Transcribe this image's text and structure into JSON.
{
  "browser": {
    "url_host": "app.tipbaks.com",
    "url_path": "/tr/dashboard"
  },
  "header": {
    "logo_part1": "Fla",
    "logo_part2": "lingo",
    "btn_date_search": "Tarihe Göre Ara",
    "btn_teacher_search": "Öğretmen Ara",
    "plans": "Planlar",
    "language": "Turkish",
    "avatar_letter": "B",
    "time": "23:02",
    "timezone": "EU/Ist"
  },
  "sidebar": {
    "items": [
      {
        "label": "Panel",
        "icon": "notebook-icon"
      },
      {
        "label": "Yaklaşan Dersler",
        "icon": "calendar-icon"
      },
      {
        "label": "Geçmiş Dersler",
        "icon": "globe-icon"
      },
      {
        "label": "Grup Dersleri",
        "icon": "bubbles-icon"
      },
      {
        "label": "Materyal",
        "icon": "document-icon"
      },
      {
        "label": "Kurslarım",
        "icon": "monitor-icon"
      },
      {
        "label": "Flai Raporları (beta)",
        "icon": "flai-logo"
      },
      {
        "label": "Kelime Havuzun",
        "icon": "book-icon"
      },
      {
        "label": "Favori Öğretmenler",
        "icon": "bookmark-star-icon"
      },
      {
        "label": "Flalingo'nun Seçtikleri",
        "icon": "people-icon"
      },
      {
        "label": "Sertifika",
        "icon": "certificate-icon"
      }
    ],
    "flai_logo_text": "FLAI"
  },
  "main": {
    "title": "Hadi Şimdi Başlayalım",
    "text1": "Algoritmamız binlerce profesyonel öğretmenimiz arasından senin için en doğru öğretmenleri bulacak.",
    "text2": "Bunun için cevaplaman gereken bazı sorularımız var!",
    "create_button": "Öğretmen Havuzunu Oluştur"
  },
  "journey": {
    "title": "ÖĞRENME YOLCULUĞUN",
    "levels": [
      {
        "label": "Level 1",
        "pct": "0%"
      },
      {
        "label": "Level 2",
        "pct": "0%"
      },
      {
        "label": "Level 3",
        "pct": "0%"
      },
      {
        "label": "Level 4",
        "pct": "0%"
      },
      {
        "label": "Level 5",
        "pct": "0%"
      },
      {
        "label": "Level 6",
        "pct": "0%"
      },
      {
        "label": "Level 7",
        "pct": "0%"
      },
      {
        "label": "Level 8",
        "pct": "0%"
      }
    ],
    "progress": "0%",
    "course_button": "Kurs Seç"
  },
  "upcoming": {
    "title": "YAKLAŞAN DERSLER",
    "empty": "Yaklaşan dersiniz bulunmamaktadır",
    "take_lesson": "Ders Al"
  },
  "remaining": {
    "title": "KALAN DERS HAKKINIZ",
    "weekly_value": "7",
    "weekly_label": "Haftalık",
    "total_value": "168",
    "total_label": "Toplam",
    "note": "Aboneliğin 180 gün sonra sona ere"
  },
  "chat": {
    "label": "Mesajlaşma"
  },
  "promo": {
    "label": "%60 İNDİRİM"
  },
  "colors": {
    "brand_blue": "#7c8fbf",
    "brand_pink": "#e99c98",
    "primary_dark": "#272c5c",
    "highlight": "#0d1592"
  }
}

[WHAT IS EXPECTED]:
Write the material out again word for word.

[PROBLEM SOLUTION]:
Transcribe this image's text and structure into JSON.
{
  "browser": {
    "url_host": "app.tipbaks.com",
    "url_path": "/tr/dashboard"
  },
  "header": {
    "logo_part1": "Fla",
    "logo_part2": "lingo",
    "btn_date_search": "Tarihe Göre Ara",
    "btn_teacher_search": "Öğretmen Ara",
    "plans": "Planlar",
    "language": "Turkish",
    "avatar_letter": "B",
    "time": "23:02",
    "timezone": "EU/Ist"
  },
  "sidebar": {
    "items": [
      {
        "label": "Panel",
        "icon": "notebook-icon"
      },
      {
        "label": "Yaklaşan Dersler",
        "icon": "calendar-icon"
      },
      {
        "label": "Geçmiş Dersler",
        "icon": "globe-icon"
      },
      {
        "label": "Grup Dersleri",
        "icon": "bubbles-icon"
      },
      {
        "label": "Materyal",
        "icon": "document-icon"
      },
      {
        "label": "Kurslarım",
        "icon": "monitor-icon"
      },
      {
        "label": "Flai Raporları (beta)",
        "icon": "flai-logo"
      },
      {
        "label": "Kelime Havuzun",
        "icon": "book-icon"
      },
      {
        "label": "Favori Öğretmenler",
        "icon": "bookmark-star-icon"
      },
      {
        "label": "Flalingo'nun Seçtikleri",
        "icon": "people-icon"
      },
      {
        "label": "Sertifika",
        "icon": "certificate-icon"
      }
    ],
    "flai_logo_text": "FLAI"
  },
  "main": {
    "title": "Hadi Şimdi Başlayalım",
    "text1": "Algoritmamız binlerce profesyonel öğretmenimiz arasından senin için en doğru öğretmenleri bulacak.",
    "text2": "Bunun için cevaplaman gereken bazı sorularımız var!",
    "create_button": "Öğretmen Havuzunu Oluştur"
  },
  "journey": {
    "title": "ÖĞRENME YOLCULUĞUN",
    "levels": [
      {
        "label": "Level 1",
        "pct": "0%"
      },
      {
        "label": "Level 2",
        "pct": "0%"
      },
      {
        "label": "Level 3",
        "pct": "0%"
      },
      {
        "label": "Level 4",
        "pct": "0%"
      },
      {
        "label": "Level 5",
        "pct": "0%"
      },
      {
        "label": "Level 6",
        "pct": "0%"
      },
      {
        "label": "Level 7",
        "pct": "0%"
      },
      {
        "label": "Level 8",
        "pct": "0%"
      }
    ],
    "progress": "0%",
    "course_button": "Kurs Seç"
  },
  "upcoming": {
    "title": "YAKLAŞAN DERSLER",
    "empty": "Yaklaşan dersiniz bulunmamaktadır",
    "take_lesson": "Ders Al"
  },
  "remaining": {
    "title": "KALAN DERS HAKKINIZ",
    "weekly_value": "7",
    "weekly_label": "Haftalık",
    "total_value": "168",
    "total_label": "Toplam",
    "note": "Aboneliğin 180 gün sonra sona ere"
  },
  "chat": {
    "label": "Mesajlaşma"
  },
  "promo": {
    "label": "%60 İNDİRİM"
  },
  "colors": {
    "brand_blue": "#7c8fbf",
    "brand_pink": "#e99c98",
    "primary_dark": "#272c5c",
    "highlight": "#0d1592"
  }
}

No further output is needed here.